Digital Humanities

Grad course, taught in Spring 2013-2014 at UIUC, iSchool by Jana Diesner

We meet Friday 1pm to 3.50 pm
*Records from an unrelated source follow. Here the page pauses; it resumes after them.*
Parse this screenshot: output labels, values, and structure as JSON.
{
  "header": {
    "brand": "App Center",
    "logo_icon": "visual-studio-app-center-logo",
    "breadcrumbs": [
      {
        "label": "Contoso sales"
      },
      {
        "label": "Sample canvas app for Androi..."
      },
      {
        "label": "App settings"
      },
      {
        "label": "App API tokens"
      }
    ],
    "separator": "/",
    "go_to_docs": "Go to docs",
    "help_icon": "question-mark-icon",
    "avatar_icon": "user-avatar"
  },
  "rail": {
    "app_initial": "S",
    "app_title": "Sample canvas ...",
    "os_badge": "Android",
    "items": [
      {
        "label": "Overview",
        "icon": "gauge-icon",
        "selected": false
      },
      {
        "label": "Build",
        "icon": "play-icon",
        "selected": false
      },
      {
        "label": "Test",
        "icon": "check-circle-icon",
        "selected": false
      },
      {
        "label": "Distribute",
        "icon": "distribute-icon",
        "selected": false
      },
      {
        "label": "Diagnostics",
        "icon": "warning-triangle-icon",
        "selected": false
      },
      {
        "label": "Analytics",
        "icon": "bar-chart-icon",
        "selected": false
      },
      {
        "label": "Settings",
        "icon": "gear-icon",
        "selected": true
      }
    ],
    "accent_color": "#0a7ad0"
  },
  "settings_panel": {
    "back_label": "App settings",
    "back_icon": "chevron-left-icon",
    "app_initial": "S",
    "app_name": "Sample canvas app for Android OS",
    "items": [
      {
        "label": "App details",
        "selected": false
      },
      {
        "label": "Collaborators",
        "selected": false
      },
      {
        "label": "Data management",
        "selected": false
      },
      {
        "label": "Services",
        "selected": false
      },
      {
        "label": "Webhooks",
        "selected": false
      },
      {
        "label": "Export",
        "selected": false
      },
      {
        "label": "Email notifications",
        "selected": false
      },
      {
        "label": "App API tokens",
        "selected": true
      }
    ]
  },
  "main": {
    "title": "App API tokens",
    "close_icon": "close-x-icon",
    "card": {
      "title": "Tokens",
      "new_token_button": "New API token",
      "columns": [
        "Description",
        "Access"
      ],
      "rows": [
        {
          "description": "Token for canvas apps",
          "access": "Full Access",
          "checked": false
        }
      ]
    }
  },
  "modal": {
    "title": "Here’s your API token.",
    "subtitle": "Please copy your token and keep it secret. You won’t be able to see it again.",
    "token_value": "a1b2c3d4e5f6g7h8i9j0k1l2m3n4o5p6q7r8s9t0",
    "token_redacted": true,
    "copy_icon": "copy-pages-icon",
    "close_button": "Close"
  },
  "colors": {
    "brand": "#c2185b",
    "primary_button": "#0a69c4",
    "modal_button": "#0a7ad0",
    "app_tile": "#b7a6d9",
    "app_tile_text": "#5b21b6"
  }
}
Short description: How can computational methods and technologies be used to answer substantive about the humanities and to advance these disciplines? What have people learned about their domains by doing so? We address these questions in 590DH.
This interdisciplinary course introduces students to fundamental concepts, methods and applications in the digital humanities (DH). Students gain expertise and acquire hands-on methodological skills that empower them to become literate in DH and to engage in DH research projects. The lectures are designed to introduce and discuss major concepts and techniques. We examine studies of computational tools and methods applied to humanities material in the context of research, and consider the implications of such projects for libraries. The lab sessions and assignments provide training in putting these techniques into action. Guest speakers bring the knowledge and skills into application settings. At the end of the course, students will be able to participate in DH research and to critically assess DH studies.

Selection of themes covered in lectures and guest lectures:

  • DH and electronic publishing, markup schemas
    • includes guest lecture by Dan Stacy, GSLIS Visiting Librarian & Visiting Assistant Professor of Library Administration
  • DH and librarianship, data curation
    • includes guest lecture by Harriett Green, English and Digital Humanities Librarian & Assistant Professor of Library Administration, UIUC
  • DH and History
    • Guest lecture by Susie Pak, Assistant Professor, Department of History, St. John's University
  • DH and (high performance) computing
    • includes guest lecture by Michael Simeone, Assoc. Director for Research and Interdisciplinary Studies, Institute for Computing in Humanities, Arts, and Social Science (I-CHASS)

Skills taught in labs and applied to humanities material:

  • Text Mining
    • Identification of key terms and themes
    • Classification
    • Summarization (Topic Modeling)
    • Sentiment Analysis
    • Converting texts into networks
  • Network Analysis
    • Network data collection
    • Network analysis/ network metrics
    • Network Visualization
  • Computational Modeling and Simulation
    • Agent-based simulations of problems from political science, anthropology and others fields
  • Data Visualization
    • Computational visual analytics in Processing
  • Data Mining
    • Basic computational statistical analysis in R


No prerequisites, no programming skills required.  
Credit: 4